Steve Irwin

Rest in peace. AICN has a fantastic eulogy. I think that Irwin lived a life on the edge because he genuinely loved these animals, and because he wanted to share that love with children. This is the answer to anyone who says that zoos are evil; only by education can we instill the feeling of love and respect for nature that is a prerequisite for us to be good stewards and appreciate the fragility of nature’s bounty.

Was he a bit of a nut? Well, yes. So what? Steve paid the ultimate price but in doing so he did a lot of good and taught a lot of children about nature, and that will be his legacy.

muck about in the water and have a good time

Dolphins are dumb?

For years, humans have assumed the large brains of dolphins meant the mammals were highly intelligent.

Paul Manger from Johannesburg’s University of the Witwatersrand, however, says it is not intelligence that created the dolphin super-brain — it’s the cold.

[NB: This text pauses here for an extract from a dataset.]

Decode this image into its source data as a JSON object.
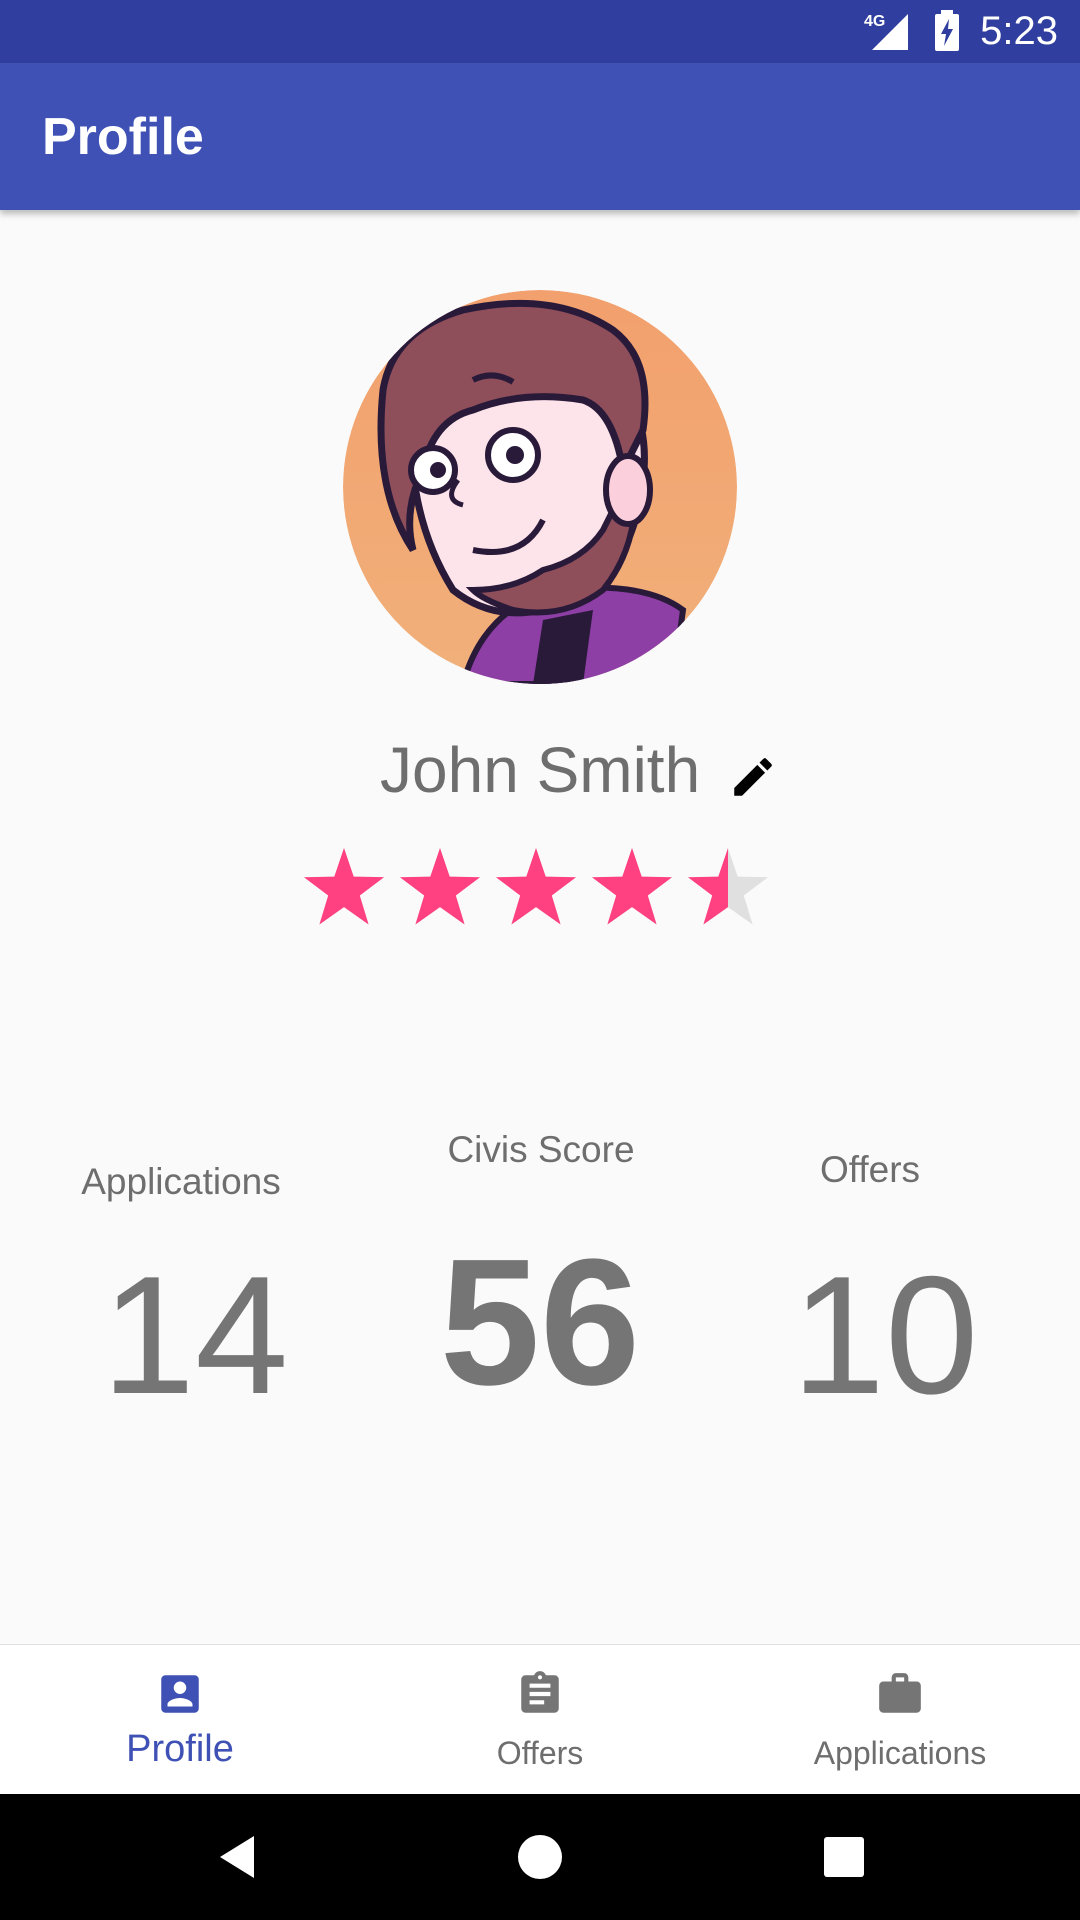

To survive underwater, these warm-blooded animals developed brains that have a lot of insulating material — called glia — but not too many neurons, the gray stuff that counts for reasoned thinking.
Yet while dolphins aren’t as smart as people tend to think, they are as happy as they seem. Manger said dolphins have a ”huge amount” of serotonin in their brains, which is what he described as ”the happy drug.”

While the scientific aspect of these claims is beyond the scope of, let us remember what the Guide had to say:

Man had always assumed that he was more intelligent than dolphins because he had achieved so much – the wheel, New York, wars and so on – while all the dolphins had ever done was muck about in the water having a good time. But conversely, the dolphins had always believed that they were far more intelligent than man-for precisely the same reason.


The N Laws

via Mark, this gem from Slashdot, about Asimov’s Three Laws of Robotics:

Have any of them actually read I, Robot? I swear to god, am I in some tiny minority who doesn’t believe that this book was all about promulgating the infallible virtue of these three laws, but was instead a series of parables about the failings that result from codifying morality into inflexible dogma?

The beauty of the Three Laws was that every story he ever wrote about them was about an apparent violation of them. Of course the apparent violation was always revealed to be false and the Three Laws remains supreme and never violated (unlike in the regrettable I, Robot movie). But it was always astonishing how Asimov could start with such a restricted premise and yet extract such fascinating complexity from it. That was part of his genius.

Of course, when we talk about the Three Laws, we really mean the First Law: A Robot may not, through action or inaction, allow a human to come to harm. But what exactly constitutes harm? And what are the limits of inaction? It was by considering these issues that R. Daneel and R. Giskard ultimately formulated the Zeroth law: replacing human with humanity. In a sense, the dominant political philosophy of both Left and Right is really just a variant of the Zeroth Law. And the same struggle with “harm” and “inaction”. And therein lies, perhaps, most of the dysfunction.

Nobel Intent

Everyone has heard of Seed’s ScienceBlogs project by now – the afore-mentioned Good Math, Bad Math weblog is just one of many sites under their umbrella, as is Razib’s Gene Expression annex. One scienceblog that doesn’t get a lot of respect though is the science journal at Ars Technia, Nobel Intent. The focus is diffuse, sort of like a highly-educated layman’s version of Physics Today. At present for example, there’s a piece on quantum computing data storage, the commonalities between human and sponges, and how to make a universe. It’s a great blog and it’s been around for a while, and should be a stop on any scienceblog roundup.

Comedians and Dicks

I’ve commented before in my self-proclaimed classic Shut Up article that miscommunication is not the cause of all conflict in the world, in spite of what our teachers often say (in fact, quite the opposite). Nonetheless, it is a cause, and I do fear that it grows worse every day, in part because our society’s value systems (or memes, memeplexes) are becoming increasingly ill-equipped to handle it. I might touch on that more later, but my main goal this time around is to show by means of example how our increasingly advanced methods of communication as a society is actually undermining our ability to communicate, and is thus helping to cause conflict.

Continue reading “Comedians and Dicks”

Japan: day book?

playing around with the Babelfish, I see that Japan is 日本. However, the translation for æ—¥ alone is “Day”, and for 本 alone is “Book”. The translation for 本日 is “This day”.

No clues to why this might be so at the Wikipedia entry or casual googling. Of course, the Fish might just be on crack today. I need to ask an expert or two